From MetalTalk and starting far too early on the train on the way up were Tina Saul and myself who were greeted by the old road hog Dutch Michaels at the hotel bar where we remained for quite a while as the entourage turned up and shared tales far too early before even checking into the rooms for the night.
As the evening officially started, guest were greeted with a glass of rose or the bubbly stuff. A refreshed and healthy looking Krusher Joule was on hand to spin the discs on the deaf decks. I'm not saying that Archer has a reputation or anything but every guest got him a present which was either a bottle of wine or whiskey. Days of wine and whiskey indeed.
Around the silver candle lit tables a bottle of Jack Daniels was quickly shared out making me even more tipsy than I already was at this early time. The booze and laughs were flowing at an early rate and there was live music on hand too.
Most of the guys in Stampede have little side bands on the go to keep themselves busy and what great entertainment they provided too. The aptly named Off The Rails, featuring Stampede's guitarist Chris Clowsley and drummer Stevie G played solid versions of some vintage rock including 'Crossroads' and 'Black Magic Woman' before they were joined by young singer Andy Dodds for some Contraband of 'Won't Get Fooled Again' and 'Whiskey In The Jar' which reminded me to go to the bar for some more Jack Daniels.
Reuben Archer got up on stage with a Gibson guitar slung around him and was joined by his better half Sharon Marriott, who has a great voice on 'Baby That's The Way I Feel'. Then it was time for some Stampede as the band gave us 'Send Me Down An Angel' with audience participation and 'Moving On' before the side doors swung open and a trolley appeared with a giant guitar shaped birthday cake with a candle burning for every year of Reuben's life.
Ole Archer was gobsmacked and was truly surprised and seemed a little dazed by the whole evening. After blowing all the candles out in one big blow, he gave a very nice speech thanking friends old and new. He avoided the bumps but he got a great chorus of cheers from all the guests.
Archer then had to do some serious mingling as even more guests were arriving as the live music continued with Stuck It & See with some Cult and Thin Lizzy classics before Krusher went to work. Unfortunately for Krusher, he was playing to an almost empty room, although still supplying the perfect background soundtrack, as most guests being the drunkards that they are were now hovering around the hotel bar making a full nuisance of ourselves.
The intelligence of conversations was reaching very low levels as the level of alcoholic consumption was reaching an all time high. There was far too much man hugging going on before the hotel staff kindly advised everyone to return to the function room for some karaoke antics with Krusher.
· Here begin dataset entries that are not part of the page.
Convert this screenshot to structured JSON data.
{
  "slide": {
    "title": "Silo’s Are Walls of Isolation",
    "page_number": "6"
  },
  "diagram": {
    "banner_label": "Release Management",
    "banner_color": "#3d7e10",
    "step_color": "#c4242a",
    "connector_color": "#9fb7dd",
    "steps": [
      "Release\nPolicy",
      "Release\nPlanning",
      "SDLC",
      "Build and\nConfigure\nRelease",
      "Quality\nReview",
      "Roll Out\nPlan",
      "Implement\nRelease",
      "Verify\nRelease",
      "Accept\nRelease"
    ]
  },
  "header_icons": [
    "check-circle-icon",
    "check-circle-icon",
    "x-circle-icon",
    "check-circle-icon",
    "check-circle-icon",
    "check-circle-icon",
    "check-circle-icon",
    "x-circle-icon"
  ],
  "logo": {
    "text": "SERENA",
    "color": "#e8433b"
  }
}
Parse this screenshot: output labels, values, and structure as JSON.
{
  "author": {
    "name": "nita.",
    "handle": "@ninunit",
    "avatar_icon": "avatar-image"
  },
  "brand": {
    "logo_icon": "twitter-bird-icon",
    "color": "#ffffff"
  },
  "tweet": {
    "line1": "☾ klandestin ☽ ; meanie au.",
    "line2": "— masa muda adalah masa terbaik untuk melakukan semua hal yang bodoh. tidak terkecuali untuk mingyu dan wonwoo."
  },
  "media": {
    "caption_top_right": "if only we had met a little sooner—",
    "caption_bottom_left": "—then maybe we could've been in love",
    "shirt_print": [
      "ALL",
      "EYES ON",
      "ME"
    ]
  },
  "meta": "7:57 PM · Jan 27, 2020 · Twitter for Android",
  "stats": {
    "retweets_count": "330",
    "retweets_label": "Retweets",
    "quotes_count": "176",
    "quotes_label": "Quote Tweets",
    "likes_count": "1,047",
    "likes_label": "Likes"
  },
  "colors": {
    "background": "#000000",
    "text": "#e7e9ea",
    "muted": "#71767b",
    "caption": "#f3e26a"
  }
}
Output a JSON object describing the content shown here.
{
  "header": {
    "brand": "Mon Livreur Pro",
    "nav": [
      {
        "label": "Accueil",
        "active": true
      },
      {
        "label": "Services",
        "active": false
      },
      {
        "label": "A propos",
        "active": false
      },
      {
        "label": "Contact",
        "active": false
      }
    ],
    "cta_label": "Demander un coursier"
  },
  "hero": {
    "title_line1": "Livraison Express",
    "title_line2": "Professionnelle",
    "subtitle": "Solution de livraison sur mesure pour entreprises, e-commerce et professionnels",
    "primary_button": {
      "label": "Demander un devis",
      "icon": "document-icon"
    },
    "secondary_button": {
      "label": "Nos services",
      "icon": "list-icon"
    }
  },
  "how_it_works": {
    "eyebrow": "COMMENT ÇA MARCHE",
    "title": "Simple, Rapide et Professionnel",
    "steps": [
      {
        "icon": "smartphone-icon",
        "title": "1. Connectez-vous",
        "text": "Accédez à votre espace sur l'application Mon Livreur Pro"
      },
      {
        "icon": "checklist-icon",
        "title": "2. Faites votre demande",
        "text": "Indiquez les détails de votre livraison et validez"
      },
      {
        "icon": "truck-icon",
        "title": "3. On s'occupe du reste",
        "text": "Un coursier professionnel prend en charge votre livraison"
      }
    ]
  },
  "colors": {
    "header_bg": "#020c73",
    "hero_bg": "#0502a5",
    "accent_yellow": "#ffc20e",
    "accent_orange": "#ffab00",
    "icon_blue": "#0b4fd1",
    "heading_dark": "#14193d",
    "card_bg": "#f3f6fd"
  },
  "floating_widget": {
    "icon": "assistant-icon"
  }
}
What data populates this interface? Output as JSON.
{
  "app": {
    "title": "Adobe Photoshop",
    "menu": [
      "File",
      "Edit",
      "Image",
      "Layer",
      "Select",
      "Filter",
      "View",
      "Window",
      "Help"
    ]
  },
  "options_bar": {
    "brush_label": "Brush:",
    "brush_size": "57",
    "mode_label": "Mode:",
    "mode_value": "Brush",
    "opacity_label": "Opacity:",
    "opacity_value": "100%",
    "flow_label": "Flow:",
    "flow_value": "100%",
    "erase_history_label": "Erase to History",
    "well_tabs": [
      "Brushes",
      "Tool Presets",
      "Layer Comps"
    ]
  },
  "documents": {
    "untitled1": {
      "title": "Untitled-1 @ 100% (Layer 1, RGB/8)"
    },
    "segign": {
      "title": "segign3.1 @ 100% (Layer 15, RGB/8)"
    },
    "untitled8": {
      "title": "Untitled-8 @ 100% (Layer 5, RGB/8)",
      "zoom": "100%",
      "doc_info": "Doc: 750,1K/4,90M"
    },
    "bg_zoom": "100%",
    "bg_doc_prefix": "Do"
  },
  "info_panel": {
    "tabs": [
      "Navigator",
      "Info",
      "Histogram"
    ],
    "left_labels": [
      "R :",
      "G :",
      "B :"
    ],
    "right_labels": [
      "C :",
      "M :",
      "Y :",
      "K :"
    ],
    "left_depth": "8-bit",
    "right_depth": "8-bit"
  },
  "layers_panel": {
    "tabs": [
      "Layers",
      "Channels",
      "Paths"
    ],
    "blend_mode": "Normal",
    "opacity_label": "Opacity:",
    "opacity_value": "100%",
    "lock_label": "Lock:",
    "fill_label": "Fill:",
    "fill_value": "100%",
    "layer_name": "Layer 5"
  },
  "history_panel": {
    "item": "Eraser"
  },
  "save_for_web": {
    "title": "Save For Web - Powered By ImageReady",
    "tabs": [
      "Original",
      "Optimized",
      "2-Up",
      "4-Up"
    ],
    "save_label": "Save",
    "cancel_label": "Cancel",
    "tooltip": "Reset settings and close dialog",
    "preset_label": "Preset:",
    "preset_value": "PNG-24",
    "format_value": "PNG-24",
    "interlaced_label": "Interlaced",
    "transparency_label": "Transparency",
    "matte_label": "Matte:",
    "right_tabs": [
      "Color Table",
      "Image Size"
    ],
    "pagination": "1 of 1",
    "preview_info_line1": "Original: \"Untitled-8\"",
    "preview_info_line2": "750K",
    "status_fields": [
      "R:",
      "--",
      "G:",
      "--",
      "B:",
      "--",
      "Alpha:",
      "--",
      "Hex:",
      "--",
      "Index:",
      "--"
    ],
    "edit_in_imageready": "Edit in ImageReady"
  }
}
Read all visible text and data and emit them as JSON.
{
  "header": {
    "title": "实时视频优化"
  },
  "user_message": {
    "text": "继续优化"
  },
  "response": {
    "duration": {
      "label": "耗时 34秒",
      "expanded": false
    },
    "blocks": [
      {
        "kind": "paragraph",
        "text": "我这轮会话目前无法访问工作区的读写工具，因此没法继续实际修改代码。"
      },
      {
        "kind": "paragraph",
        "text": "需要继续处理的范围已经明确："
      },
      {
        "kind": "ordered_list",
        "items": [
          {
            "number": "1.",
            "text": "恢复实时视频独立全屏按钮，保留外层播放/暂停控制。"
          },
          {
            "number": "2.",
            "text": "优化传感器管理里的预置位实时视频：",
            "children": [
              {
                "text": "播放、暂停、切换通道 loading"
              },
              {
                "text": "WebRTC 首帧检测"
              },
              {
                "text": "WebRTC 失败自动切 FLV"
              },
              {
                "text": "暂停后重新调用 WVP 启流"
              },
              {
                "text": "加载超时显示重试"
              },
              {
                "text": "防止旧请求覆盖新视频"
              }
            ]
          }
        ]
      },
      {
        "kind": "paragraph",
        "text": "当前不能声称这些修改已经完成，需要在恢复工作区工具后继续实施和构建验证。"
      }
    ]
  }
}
Well that's the official line.
There are many stories I could repeat on here but I will not to protect the guilty.
No party would be complete without some Cat Scratch Fever antics in the car park and the tip toeing of feet walking into the wrong rooms at night time but what happens in Wolverhampton stays in Wolverhampton, boozers.
More laughs and giggles were shared over the breakfast table as stories of the night unfolded. Reports were coming in of Reuben Archer's neighbours being awoken early at 5.00am by the milkman only to find it was Archer returning home with the clanking of a thousand bottles.
I never knew so much could fun be had at a Novotel. As Krusher Joule would say himself, it was Rock Hard, Rock Heavy, Rock Animal.